Two recent Canadian criminal court rulings considered charges resulting from the conduct of passengers aboard international commercial flights that landed in Canada.
These rulings confirm the jurisdiction of Canadian authorities to prosecute those who, during a flight that terminates in Canada, commit acts that would be considered a criminal offence under Canadian law.
On April 27, 2011, Michele Jules Ego (a 73 year old tourist from the French island Réunion) was charged under the Aeronautics Act for using an electronic device without permission and failing to comply with flight crew instructions. Mr Ego, a licensed pilot and retired mathematics professor, was using his GPS system on a flight from Minneapolis to Winnipeg. He also refused to buckle his seat belt when ordered to do so by the flight crew.
Section 602.08 of the Canadian Aviation Regulations states that a portable electronic device shall not be used if it may impair the functioning of the aircraft’s systems or equipment and that portable electronic devices can only be used with the permission of the operator of the aircraft.
While it is arguable as to whether a portable GPS unit would interfere with the systems or equipment of an aircraft, Mr. Ego did not have the permission of the operator to use the device. He pled guilty and was fined $250.
On August 15, 2009, Mr. Patrick Minot (a French electronics engineer and entrepreneur) was traveling from Paris, France to Boston, Mass. on an American Airlines aircraft. During the flight, Mr. Minot was observed using two “weird devices”, one of which he had attached to the interior wall of the aircraft with a putty-like substance. The flight crew confiscated the devices, his cell phone, his GPS device and his laptop, which he had turned on in defiance of instructions from a flight attendant.
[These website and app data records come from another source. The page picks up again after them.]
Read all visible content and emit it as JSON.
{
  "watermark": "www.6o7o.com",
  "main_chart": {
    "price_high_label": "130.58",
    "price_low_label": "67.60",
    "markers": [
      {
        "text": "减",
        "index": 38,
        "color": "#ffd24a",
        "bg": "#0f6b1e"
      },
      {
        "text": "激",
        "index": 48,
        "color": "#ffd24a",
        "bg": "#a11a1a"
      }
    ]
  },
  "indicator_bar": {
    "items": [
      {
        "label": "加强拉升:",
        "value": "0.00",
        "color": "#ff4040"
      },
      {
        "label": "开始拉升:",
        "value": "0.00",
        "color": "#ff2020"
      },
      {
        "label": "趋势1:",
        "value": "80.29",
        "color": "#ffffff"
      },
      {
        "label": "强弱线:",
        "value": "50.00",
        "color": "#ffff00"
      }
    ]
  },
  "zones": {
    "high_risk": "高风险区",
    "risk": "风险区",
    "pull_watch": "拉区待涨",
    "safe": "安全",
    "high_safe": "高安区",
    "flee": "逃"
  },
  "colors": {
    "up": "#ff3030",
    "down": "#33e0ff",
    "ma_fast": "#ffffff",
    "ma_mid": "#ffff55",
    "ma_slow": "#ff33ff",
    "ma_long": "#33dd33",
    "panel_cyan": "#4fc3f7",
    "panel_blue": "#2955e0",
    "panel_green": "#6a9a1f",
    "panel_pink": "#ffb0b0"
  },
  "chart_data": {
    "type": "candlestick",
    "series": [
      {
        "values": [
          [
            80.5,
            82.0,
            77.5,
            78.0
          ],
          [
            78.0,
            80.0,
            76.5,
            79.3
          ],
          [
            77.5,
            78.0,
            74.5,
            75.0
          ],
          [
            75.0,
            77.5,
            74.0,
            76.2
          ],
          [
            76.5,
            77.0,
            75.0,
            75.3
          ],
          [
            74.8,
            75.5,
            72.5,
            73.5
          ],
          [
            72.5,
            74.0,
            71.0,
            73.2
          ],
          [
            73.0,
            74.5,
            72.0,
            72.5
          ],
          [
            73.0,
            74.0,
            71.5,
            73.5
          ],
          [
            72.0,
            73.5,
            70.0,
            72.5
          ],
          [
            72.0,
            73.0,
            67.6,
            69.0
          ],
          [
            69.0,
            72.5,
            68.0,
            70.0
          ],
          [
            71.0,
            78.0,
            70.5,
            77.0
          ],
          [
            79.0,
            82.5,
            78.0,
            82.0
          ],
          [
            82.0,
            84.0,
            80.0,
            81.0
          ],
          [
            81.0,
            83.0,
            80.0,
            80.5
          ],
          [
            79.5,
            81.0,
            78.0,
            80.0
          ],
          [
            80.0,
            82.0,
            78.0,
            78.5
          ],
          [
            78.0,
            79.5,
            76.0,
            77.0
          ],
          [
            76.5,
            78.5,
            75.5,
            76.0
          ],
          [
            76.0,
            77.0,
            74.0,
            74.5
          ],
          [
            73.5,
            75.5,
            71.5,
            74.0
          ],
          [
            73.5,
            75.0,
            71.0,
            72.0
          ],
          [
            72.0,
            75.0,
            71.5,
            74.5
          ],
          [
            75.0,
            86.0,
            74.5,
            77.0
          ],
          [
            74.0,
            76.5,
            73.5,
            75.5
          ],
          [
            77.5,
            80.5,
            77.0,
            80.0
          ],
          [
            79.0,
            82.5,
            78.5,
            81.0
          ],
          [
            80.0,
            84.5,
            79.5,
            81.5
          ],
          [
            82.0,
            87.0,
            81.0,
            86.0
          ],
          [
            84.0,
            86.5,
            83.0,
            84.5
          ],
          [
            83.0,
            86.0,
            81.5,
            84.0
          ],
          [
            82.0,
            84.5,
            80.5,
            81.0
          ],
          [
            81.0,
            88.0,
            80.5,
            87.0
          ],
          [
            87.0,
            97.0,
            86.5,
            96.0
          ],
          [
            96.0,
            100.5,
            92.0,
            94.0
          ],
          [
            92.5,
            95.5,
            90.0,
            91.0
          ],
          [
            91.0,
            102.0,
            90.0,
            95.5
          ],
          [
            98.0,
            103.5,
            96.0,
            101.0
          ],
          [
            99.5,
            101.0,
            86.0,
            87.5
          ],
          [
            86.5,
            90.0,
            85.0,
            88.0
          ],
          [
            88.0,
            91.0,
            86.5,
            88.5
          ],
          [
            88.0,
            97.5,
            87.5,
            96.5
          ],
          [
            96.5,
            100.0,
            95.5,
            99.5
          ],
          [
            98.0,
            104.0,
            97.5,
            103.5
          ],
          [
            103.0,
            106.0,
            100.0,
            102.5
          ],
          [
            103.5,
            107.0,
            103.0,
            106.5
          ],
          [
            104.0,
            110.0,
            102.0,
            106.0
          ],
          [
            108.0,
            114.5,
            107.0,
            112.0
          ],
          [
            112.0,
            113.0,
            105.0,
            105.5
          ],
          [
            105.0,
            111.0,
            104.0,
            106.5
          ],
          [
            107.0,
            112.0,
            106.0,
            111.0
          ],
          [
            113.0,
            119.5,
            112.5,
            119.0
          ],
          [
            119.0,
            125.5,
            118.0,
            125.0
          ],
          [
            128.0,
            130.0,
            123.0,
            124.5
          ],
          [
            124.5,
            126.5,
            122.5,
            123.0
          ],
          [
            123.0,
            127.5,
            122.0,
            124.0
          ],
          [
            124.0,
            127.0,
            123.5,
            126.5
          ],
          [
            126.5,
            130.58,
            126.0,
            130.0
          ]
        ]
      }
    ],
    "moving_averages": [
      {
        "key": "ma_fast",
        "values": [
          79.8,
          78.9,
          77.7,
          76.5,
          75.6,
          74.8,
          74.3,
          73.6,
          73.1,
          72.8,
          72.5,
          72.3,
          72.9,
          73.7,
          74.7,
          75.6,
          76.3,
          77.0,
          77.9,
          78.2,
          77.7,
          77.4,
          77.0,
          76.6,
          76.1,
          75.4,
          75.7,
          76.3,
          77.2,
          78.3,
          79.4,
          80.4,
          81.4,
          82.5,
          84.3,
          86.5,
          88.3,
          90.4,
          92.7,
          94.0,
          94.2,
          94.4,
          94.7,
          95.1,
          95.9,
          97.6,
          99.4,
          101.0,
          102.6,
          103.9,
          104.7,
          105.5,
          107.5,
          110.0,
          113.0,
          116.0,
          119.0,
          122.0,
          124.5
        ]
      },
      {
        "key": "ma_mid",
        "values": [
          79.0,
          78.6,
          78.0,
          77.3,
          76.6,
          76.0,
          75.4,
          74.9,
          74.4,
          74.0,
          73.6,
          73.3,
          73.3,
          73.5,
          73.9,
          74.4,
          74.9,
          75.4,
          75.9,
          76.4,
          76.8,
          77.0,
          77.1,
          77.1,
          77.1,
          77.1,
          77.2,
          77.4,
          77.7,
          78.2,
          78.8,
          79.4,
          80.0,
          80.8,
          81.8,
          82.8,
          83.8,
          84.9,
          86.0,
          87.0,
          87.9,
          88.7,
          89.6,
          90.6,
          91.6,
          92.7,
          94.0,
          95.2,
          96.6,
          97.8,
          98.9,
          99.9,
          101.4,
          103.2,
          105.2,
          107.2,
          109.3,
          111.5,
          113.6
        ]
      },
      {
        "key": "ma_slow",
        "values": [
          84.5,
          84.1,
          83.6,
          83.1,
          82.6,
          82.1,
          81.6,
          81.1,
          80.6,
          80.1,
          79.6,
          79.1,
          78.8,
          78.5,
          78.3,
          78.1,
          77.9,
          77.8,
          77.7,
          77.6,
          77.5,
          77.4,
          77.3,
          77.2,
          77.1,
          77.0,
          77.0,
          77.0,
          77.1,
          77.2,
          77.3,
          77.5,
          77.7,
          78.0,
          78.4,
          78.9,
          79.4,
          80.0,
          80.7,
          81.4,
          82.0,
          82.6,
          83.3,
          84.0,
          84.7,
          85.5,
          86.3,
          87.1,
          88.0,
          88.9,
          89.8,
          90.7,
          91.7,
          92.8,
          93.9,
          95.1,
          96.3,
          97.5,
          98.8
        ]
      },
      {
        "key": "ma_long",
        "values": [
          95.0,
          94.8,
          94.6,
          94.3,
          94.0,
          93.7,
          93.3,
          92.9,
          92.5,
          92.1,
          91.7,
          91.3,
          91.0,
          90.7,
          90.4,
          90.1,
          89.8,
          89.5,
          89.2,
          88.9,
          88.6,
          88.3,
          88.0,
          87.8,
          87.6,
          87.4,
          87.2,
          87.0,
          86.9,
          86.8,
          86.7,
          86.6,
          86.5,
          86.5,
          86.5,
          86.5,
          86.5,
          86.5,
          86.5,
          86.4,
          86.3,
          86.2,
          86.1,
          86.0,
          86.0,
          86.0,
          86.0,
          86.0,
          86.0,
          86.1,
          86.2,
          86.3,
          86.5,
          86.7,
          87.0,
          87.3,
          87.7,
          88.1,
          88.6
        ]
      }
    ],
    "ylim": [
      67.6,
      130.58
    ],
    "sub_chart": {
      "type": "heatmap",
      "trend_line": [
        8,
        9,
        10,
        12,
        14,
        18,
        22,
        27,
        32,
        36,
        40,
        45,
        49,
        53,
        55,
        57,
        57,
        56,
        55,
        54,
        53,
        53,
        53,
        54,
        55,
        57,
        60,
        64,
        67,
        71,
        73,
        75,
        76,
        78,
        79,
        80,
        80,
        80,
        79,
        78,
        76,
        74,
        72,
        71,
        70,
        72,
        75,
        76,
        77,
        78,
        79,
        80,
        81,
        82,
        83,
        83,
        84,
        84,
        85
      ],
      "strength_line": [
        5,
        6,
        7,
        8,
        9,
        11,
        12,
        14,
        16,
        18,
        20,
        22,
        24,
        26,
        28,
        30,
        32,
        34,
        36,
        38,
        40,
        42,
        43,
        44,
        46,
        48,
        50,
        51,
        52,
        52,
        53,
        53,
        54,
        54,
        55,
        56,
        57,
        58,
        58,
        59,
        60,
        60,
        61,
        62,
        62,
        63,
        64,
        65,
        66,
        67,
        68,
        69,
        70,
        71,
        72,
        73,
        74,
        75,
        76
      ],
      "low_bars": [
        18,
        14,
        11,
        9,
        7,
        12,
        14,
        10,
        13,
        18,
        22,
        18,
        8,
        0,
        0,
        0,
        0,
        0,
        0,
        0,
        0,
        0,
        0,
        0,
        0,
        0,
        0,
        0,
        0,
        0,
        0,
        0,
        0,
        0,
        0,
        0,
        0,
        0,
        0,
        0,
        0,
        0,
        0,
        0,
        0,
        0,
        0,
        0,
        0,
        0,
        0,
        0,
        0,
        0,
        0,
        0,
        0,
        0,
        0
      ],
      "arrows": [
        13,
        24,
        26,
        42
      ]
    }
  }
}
The flight was then diverted to Gander, Newfoundland, and police officers met Mr. Minot on arrival. He was arrested and charged with mischief under the Criminal Code and interference under the Aeronautics Act. Mr. Minot pled guilty and was convicted and sentenced to time served (3 days), a restitution order of $22,000 (payable to American Airlines) and a fine of $10,000.
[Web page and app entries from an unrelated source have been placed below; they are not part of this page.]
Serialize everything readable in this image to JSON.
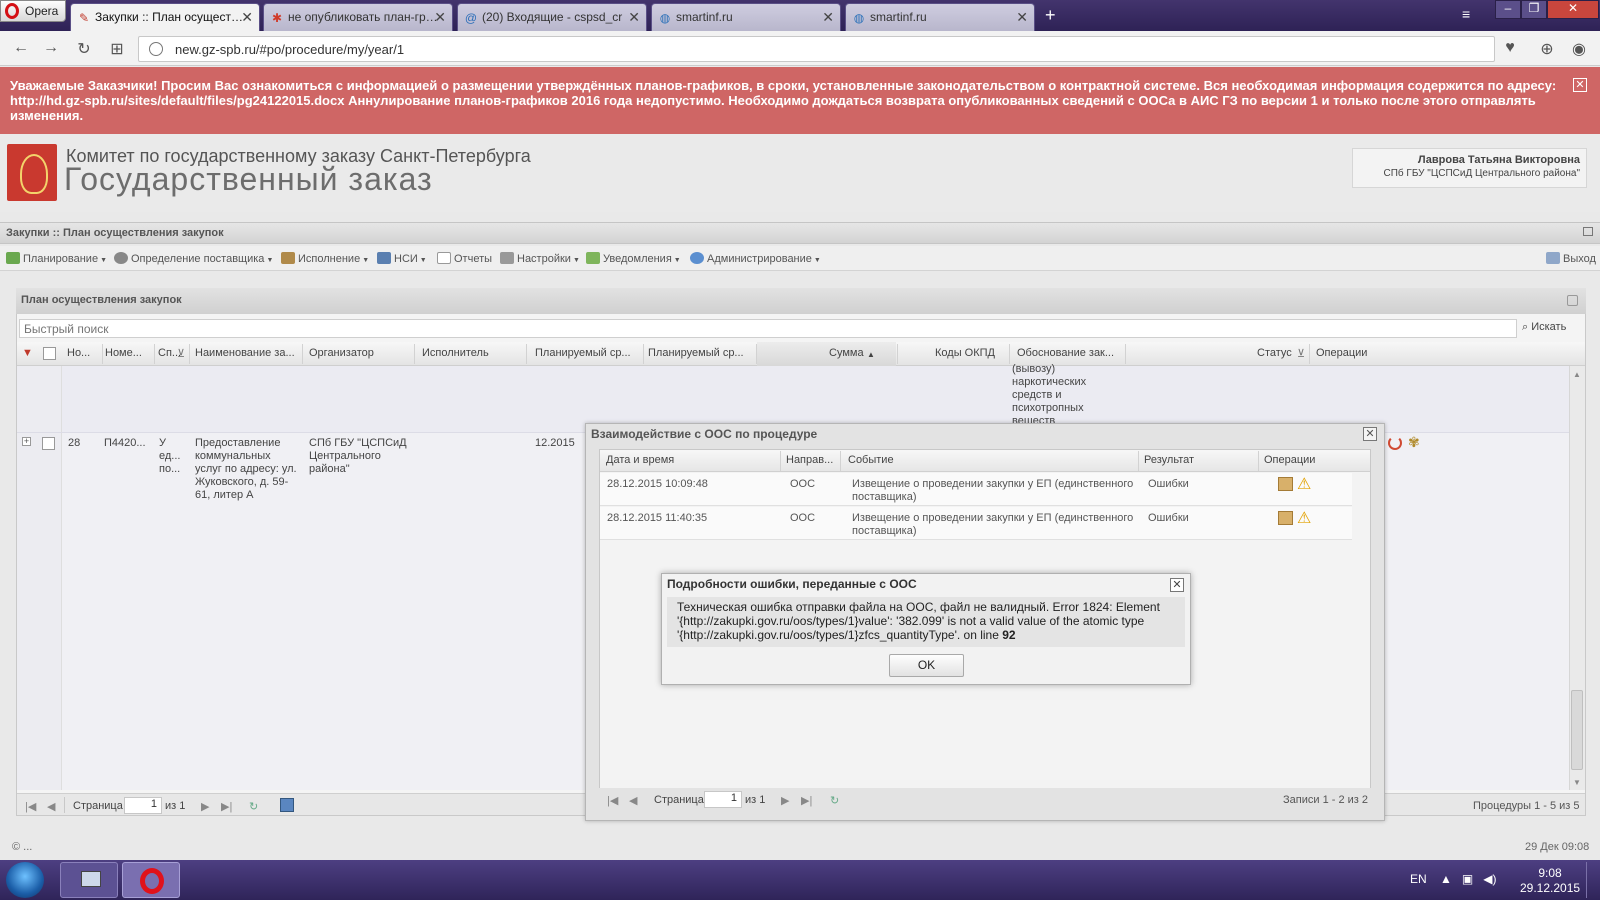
{
  "browser": {
    "opera_label": "Opera",
    "tabs": [
      {
        "label": "Закупки :: План осуществления",
        "icon": "gz-icon"
      },
      {
        "label": "не опубликовать план-график",
        "icon": "spb-icon"
      },
      {
        "label": "(20) Входящие - cspsd_cr",
        "icon": "mail-icon"
      },
      {
        "label": "smartinf.ru",
        "icon": "globe-icon"
      },
      {
        "label": "smartinf.ru",
        "icon": "globe-icon"
      }
    ],
    "url": "new.gz-spb.ru/#po/procedure/my/year/1"
  },
  "alert": {
    "text": "Уважаемые Заказчики! Просим Вас ознакомиться с информацией о размещении утверждённых планов-графиков, в сроки, установленные законодательством о контрактной системе. Вся необходимая информация содержится по адресу: http://hd.gz-spb.ru/sites/default/files/pg24122015.docx Аннулирование планов-графиков 2016 года недопустимо. Необходимо дождаться возврата опубликованных сведений с ООСа в АИС ГЗ по версии 1 и только после этого отправлять изменения.",
    "bg_color": "#cf6665"
  },
  "header": {
    "committee": "Комитет по государственному заказу Санкт-Петербурга",
    "title": "Государственный заказ",
    "user_name": "Лаврова Татьяна Викторовна",
    "user_org": "СПб ГБУ \"ЦСПСиД Центрального района\""
  },
  "breadcrumb": "Закупки :: План осуществления закупок",
  "menu": {
    "items": [
      "Планирование",
      "Определение поставщика",
      "Исполнение",
      "НСИ",
      "Отчеты",
      "Настройки",
      "Уведомления",
      "Администрирование"
    ],
    "exit": "Выход"
  },
  "panel": {
    "title": "План осуществления закупок",
    "search_placeholder": "Быстрый поиск",
    "search_button": "Искать",
    "columns": [
      "Но...",
      "Номе...",
      "Сп...",
      "Наименование за...",
      "Организатор",
      "Исполнитель",
      "Планируемый ср...",
      "Планируемый ср...",
      "Сумма",
      "Коды ОКПД",
      "Обоснование зак...",
      "Статус",
      "Операции"
    ],
    "prev_row_text": "(вывозу)\nнаркотических\nсредств и\nпсихотропных\nвеществ",
    "row": {
      "num": "28",
      "number": "П4420...",
      "method": "У\nед...\nпо...",
      "name": "Предоставление\nкоммунальных\nуслуг по адресу: ул.\nЖуковского, д. 59-\n61, литер А",
      "organizer": "СПб ГБУ \"ЦСПСиД\nЦентрального\nрайона\"",
      "planned_date": "12.2015"
    },
    "pager": {
      "page_label": "Страница",
      "page": "1",
      "of": "из 1",
      "summary": "Процедуры 1 - 5 из 5"
    }
  },
  "footer": {
    "left": "© ...",
    "right": "29 Дек 09:08"
  },
  "dialog_ooc": {
    "title": "Взаимодействие с ООС по процедуре",
    "columns": [
      "Дата и время",
      "Направ...",
      "Событие",
      "Результат",
      "Операции"
    ],
    "rows": [
      {
        "datetime": "28.12.2015 10:09:48",
        "direction": "ООС",
        "event": "Извещение о проведении закупки у ЕП (единственного поставщика)",
        "result": "Ошибки"
      },
      {
        "datetime": "28.12.2015 11:40:35",
        "direction": "ООС",
        "event": "Извещение о проведении закупки у ЕП (единственного поставщика)",
        "result": "Ошибки"
      }
    ],
    "pager": {
      "page_label": "Страница",
      "page": "1",
      "of": "из 1",
      "summary": "Записи 1 - 2 из 2"
    }
  },
  "dialog_error": {
    "title": "Подробности ошибки, переданные с ООС",
    "message_line1": "Техническая ошибка отправки файла на ООС, файл не валидный. Error 1824: Element",
    "message_line2": "'{http://zakupki.gov.ru/oos/types/1}value': '382.099' is not a valid value of the atomic type",
    "message_line3_prefix": "'{http://zakupki.gov.ru/oos/types/1}zfcs_quantityType'. on line ",
    "message_line_number": "92",
    "ok_label": "OK"
  },
  "taskbar": {
    "lang": "EN",
    "time": "9:08",
    "date": "29.12.2015"
  }
}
Mr. Minot then appealed his conviction to the Newfoundland and Labrador Court of Appeal, and raised a number of somewhat technical arguments.
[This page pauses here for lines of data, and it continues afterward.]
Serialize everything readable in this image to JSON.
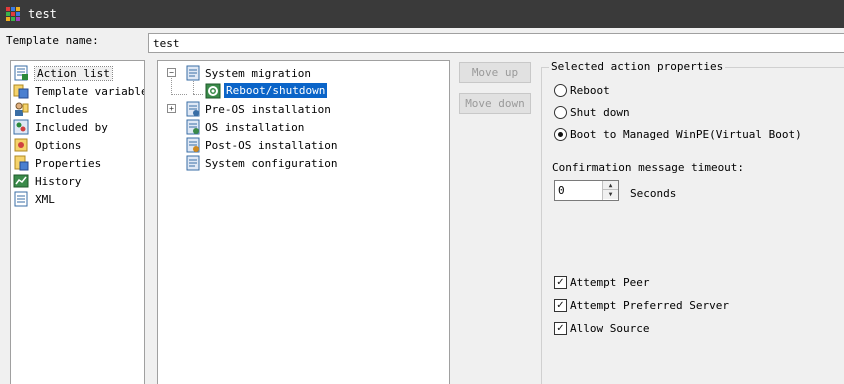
{
  "window": {
    "title": "test"
  },
  "template": {
    "name_label": "Template name:",
    "name_value": "test"
  },
  "nav": {
    "items": [
      {
        "label": "Action list",
        "icon": "action-list-icon",
        "selected": true
      },
      {
        "label": "Template variables",
        "icon": "template-variables-icon",
        "selected": false
      },
      {
        "label": "Includes",
        "icon": "includes-icon",
        "selected": false
      },
      {
        "label": "Included by",
        "icon": "included-by-icon",
        "selected": false
      },
      {
        "label": "Options",
        "icon": "options-icon",
        "selected": false
      },
      {
        "label": "Properties",
        "icon": "properties-icon",
        "selected": false
      },
      {
        "label": "History",
        "icon": "history-icon",
        "selected": false
      },
      {
        "label": "XML",
        "icon": "xml-icon",
        "selected": false
      }
    ]
  },
  "tree": {
    "nodes": [
      {
        "label": "System migration",
        "expanded": true,
        "children": [
          {
            "label": "Reboot/shutdown",
            "selected": true
          }
        ]
      },
      {
        "label": "Pre-OS installation",
        "expanded": false
      },
      {
        "label": "OS installation"
      },
      {
        "label": "Post-OS installation"
      },
      {
        "label": "System configuration"
      }
    ]
  },
  "buttons": {
    "move_up": "Move up",
    "move_down": "Move down"
  },
  "properties": {
    "title": "Selected action properties",
    "options": [
      {
        "label": "Reboot",
        "checked": false
      },
      {
        "label": "Shut down",
        "checked": false
      },
      {
        "label": "Boot to Managed WinPE(Virtual Boot)",
        "checked": true
      }
    ],
    "timeout_label": "Confirmation message timeout:",
    "timeout_value": "0",
    "timeout_unit": "Seconds",
    "checks": [
      {
        "label": "Attempt Peer",
        "checked": true
      },
      {
        "label": "Attempt Preferred Server",
        "checked": true
      },
      {
        "label": "Allow Source",
        "checked": true
      }
    ]
  },
  "colors": {
    "titlebar": "#3a3a3a",
    "selection": "#0a64c8"
  }
}
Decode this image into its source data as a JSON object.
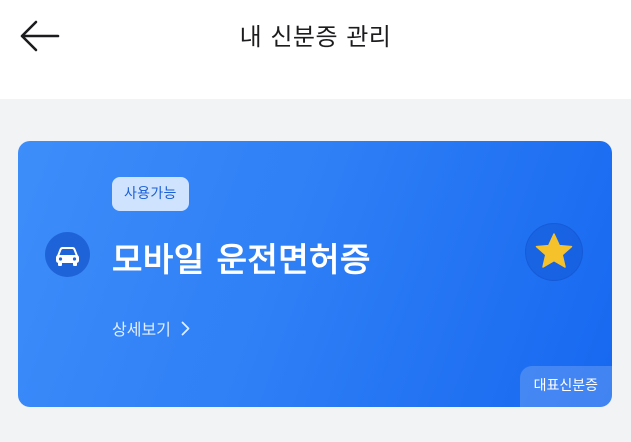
{
  "header": {
    "title": "내 신분증 관리",
    "back_icon": "arrow-left-icon"
  },
  "card": {
    "status_badge": "사용가능",
    "title": "모바일 운전면허증",
    "detail_link": "상세보기",
    "representative_badge": "대표신분증",
    "icons": {
      "type_icon": "car-icon",
      "favorite_icon": "star-icon",
      "detail_chevron": "chevron-right-icon"
    },
    "colors": {
      "card_gradient_start": "#3d8dfa",
      "card_gradient_end": "#1768f0",
      "star": "#f6c22b",
      "badge_bg": "#cfe3ff",
      "badge_text": "#1a5fd6"
    }
  }
}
Section 7(7) of the Criminal Code requires the Attorney General (the “AG”) to consent to the continuation of proceedings within eight days of their commencement in situations where the accused is not a Canadian citizen. Since no evidence was tendered at trial by the Crown proving that the AG had consented, Mr. Minot argued that the Court had no jurisdiction over him or his offences. The Court ruled that jurisdiction is presumed until it is challenged. Mr. Minot had not challenged jurisdiction at trial. However, the Court accepted new evidence on appeal, since jurisdiction was now being challenged. The Crown presented evidence of the AG’s consent, and this ground of appeal was dismissed.
Mr. Minot also argued that the flight “terminated” in Boston, not Gander, and therefore the Court did not have jurisdiction. The Court ruled that the flight “terminated” once it landed in Gander and opened a door for Mr. Minot to disembark. This was enough to constitute termination under the Criminal Code.
Accordingly, the Court dismissed Mr. Minot’s appeal and upheld the convictions. Click here to see the decision.